(Web page and app entries)

────────────────

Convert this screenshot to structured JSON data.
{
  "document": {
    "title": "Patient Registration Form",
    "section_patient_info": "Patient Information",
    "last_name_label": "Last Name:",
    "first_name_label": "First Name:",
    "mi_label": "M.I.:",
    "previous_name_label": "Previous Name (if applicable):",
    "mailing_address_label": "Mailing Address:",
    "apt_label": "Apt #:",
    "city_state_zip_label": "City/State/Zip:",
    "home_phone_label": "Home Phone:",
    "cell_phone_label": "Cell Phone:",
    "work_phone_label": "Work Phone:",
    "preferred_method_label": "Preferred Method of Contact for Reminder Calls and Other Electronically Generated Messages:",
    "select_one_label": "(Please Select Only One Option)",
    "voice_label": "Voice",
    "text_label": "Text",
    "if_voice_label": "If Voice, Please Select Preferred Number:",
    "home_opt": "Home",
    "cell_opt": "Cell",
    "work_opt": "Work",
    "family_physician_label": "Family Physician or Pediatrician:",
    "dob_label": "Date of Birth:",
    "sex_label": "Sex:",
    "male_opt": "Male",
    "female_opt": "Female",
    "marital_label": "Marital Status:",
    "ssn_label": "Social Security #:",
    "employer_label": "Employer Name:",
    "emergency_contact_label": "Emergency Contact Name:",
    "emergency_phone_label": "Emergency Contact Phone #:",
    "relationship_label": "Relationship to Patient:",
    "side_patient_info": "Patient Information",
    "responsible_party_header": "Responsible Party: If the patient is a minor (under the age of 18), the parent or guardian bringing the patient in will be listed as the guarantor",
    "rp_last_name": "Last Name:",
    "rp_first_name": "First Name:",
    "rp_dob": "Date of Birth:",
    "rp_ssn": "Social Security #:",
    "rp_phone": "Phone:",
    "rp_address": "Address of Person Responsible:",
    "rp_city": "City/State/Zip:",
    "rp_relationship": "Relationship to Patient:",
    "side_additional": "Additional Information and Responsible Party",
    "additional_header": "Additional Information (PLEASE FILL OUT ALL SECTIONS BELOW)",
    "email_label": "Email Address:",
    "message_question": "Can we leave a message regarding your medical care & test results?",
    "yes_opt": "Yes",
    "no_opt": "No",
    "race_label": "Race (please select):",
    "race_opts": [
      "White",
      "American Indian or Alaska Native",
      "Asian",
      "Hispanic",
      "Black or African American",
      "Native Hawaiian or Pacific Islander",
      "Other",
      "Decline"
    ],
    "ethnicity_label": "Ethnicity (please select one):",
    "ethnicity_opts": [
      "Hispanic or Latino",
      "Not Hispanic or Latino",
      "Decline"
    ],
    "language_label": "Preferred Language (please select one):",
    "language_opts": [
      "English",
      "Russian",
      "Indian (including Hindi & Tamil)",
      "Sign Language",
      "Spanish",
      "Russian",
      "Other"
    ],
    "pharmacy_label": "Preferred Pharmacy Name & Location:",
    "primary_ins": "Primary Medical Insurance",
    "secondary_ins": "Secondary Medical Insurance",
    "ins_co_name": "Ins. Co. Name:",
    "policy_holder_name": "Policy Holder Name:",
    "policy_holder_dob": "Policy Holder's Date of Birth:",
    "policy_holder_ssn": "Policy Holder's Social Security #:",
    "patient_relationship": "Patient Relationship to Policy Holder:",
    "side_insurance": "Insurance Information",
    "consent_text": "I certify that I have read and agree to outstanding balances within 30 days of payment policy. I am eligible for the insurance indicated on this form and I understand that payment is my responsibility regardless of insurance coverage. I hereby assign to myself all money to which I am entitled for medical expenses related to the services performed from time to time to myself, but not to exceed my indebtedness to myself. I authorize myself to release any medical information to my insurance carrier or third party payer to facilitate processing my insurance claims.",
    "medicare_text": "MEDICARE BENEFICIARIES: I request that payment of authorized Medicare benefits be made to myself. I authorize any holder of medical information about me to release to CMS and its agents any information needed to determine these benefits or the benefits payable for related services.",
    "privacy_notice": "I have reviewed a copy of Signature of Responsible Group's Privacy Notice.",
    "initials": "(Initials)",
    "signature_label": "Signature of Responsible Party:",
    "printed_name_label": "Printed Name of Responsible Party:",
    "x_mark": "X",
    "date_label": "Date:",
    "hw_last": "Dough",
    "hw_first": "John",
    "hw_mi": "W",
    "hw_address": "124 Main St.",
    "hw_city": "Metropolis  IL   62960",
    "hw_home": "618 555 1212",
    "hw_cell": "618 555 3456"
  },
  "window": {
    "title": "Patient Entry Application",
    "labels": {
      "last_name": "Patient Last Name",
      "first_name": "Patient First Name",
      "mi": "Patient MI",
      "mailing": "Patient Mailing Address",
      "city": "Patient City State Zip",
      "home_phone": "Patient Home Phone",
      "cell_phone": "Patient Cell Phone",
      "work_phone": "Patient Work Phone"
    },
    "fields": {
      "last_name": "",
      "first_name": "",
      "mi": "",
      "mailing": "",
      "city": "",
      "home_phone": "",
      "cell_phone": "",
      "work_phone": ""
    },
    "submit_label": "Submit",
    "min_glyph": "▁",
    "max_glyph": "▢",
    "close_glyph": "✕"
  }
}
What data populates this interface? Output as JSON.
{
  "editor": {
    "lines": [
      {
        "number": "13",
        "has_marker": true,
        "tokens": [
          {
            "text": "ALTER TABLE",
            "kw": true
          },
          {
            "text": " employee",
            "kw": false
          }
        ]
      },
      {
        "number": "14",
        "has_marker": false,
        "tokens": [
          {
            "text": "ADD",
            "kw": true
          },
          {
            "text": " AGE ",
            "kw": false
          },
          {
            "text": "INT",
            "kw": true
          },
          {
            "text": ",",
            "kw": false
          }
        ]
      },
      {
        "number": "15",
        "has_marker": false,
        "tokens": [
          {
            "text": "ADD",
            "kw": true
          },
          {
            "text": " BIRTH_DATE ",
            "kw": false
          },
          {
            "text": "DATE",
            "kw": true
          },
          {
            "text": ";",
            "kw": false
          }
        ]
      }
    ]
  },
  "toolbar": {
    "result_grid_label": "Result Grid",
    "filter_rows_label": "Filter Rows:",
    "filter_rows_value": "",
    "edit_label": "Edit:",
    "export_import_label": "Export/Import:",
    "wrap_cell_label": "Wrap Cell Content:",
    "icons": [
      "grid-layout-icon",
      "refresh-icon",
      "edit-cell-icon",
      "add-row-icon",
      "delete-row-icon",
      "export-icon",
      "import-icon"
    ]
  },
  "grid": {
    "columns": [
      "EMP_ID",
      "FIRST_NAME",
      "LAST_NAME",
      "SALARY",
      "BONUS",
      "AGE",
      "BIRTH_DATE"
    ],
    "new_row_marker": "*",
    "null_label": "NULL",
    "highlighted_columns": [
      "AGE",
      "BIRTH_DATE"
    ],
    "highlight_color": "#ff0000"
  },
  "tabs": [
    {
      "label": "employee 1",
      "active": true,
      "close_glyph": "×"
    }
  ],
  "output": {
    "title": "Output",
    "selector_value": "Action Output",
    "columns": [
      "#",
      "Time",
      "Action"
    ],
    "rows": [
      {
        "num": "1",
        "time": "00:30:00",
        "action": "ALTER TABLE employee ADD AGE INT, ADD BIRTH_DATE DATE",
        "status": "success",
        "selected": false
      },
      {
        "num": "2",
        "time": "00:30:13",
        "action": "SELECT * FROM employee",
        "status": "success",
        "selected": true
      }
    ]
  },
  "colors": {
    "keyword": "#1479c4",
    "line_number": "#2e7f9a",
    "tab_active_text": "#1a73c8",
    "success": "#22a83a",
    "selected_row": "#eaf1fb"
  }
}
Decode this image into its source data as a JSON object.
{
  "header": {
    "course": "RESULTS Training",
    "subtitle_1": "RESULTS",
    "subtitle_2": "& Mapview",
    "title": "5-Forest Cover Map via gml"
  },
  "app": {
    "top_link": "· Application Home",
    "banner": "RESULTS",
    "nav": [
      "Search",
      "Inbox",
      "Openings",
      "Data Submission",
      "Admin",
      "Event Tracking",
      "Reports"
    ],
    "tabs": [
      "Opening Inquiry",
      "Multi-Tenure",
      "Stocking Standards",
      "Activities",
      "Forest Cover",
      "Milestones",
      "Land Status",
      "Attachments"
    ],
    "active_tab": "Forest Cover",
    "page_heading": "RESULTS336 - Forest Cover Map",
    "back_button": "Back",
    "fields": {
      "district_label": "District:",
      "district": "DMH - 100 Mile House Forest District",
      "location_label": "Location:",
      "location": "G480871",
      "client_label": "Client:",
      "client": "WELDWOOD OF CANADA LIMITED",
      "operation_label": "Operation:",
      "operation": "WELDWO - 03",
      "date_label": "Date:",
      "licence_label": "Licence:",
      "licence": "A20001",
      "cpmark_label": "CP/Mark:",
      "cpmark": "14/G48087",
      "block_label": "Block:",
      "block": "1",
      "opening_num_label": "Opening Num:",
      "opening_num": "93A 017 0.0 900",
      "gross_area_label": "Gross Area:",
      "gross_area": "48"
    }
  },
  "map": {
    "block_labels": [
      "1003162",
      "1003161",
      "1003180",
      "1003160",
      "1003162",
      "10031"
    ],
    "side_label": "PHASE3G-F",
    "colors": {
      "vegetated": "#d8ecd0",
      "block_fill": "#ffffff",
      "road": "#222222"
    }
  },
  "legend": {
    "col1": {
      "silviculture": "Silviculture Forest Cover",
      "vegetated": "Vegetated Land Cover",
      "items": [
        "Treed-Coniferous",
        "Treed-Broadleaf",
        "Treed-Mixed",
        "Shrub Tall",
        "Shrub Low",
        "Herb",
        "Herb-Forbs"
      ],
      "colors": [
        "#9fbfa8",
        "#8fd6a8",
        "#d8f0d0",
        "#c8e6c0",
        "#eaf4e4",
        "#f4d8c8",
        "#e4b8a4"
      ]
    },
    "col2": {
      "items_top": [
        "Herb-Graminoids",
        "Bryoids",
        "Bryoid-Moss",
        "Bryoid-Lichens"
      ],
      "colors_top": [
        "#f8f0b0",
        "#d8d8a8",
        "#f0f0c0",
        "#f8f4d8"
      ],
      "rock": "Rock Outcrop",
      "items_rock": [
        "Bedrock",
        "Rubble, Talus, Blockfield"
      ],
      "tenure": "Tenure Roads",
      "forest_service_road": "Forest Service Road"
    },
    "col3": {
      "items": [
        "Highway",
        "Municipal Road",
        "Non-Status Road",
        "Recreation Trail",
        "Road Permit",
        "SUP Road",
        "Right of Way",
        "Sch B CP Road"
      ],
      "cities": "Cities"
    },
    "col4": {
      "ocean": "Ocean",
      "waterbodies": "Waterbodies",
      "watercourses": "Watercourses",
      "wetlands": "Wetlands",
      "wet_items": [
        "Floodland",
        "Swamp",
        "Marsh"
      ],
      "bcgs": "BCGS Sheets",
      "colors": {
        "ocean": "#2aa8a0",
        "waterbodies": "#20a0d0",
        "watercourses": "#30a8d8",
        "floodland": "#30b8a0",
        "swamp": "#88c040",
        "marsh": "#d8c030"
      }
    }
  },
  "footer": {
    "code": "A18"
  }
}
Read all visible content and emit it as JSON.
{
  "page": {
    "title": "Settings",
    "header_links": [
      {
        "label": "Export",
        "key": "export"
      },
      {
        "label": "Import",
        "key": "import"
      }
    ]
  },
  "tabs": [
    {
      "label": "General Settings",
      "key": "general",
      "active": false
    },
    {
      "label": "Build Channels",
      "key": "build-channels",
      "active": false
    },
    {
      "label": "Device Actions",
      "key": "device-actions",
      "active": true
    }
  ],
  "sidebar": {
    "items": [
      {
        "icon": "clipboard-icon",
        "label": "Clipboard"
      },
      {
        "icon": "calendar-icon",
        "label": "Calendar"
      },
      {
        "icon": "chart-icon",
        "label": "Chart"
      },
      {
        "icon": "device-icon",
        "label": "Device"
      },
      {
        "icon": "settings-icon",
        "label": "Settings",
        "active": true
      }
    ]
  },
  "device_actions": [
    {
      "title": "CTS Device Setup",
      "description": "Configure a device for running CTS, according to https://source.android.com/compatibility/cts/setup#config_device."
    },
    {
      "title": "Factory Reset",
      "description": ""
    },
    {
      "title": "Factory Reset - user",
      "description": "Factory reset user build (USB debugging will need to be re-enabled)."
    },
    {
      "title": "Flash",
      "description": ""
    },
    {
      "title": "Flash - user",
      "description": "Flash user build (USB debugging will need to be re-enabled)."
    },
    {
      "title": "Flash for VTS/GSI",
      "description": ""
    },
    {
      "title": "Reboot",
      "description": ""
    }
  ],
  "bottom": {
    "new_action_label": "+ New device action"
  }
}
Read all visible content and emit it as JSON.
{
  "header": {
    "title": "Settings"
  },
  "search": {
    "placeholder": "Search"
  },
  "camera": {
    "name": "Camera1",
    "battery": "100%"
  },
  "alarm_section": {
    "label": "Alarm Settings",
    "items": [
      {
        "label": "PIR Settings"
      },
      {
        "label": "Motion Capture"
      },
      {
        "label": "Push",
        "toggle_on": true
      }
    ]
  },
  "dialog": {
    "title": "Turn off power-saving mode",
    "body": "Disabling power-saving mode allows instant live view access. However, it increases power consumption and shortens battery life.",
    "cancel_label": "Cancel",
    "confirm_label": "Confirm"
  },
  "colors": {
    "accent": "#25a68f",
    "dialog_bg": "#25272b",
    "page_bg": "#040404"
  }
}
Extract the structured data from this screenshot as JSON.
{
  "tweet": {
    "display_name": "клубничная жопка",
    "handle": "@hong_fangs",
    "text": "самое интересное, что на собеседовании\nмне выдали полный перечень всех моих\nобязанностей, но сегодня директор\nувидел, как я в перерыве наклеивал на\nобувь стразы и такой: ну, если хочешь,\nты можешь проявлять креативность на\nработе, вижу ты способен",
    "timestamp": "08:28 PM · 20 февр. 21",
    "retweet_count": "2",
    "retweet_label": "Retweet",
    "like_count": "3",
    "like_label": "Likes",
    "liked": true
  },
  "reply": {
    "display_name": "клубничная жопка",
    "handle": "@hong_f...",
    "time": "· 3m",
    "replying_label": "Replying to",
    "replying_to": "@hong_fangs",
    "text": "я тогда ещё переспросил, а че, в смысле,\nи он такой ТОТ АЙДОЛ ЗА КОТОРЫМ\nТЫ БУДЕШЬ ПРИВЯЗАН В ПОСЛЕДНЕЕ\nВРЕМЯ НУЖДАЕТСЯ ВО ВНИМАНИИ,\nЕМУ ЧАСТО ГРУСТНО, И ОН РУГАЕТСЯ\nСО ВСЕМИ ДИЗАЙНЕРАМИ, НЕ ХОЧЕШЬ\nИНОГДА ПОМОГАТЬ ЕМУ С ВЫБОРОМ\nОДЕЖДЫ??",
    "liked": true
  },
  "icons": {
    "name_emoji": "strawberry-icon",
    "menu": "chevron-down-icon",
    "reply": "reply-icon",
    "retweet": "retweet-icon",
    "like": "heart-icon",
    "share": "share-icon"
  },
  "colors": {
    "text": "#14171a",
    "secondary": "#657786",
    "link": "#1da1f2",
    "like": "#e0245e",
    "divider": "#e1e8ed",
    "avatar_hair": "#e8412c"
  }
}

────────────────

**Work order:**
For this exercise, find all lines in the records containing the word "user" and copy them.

**Answer below:**
      "title": "Factory Reset - user",
      "description": "Factory reset user build (USB debugging will need to be re-enabled)."
      "title": "Flash - user",
      "description": "Flash user build (USB debugging will need to be re-enabled)."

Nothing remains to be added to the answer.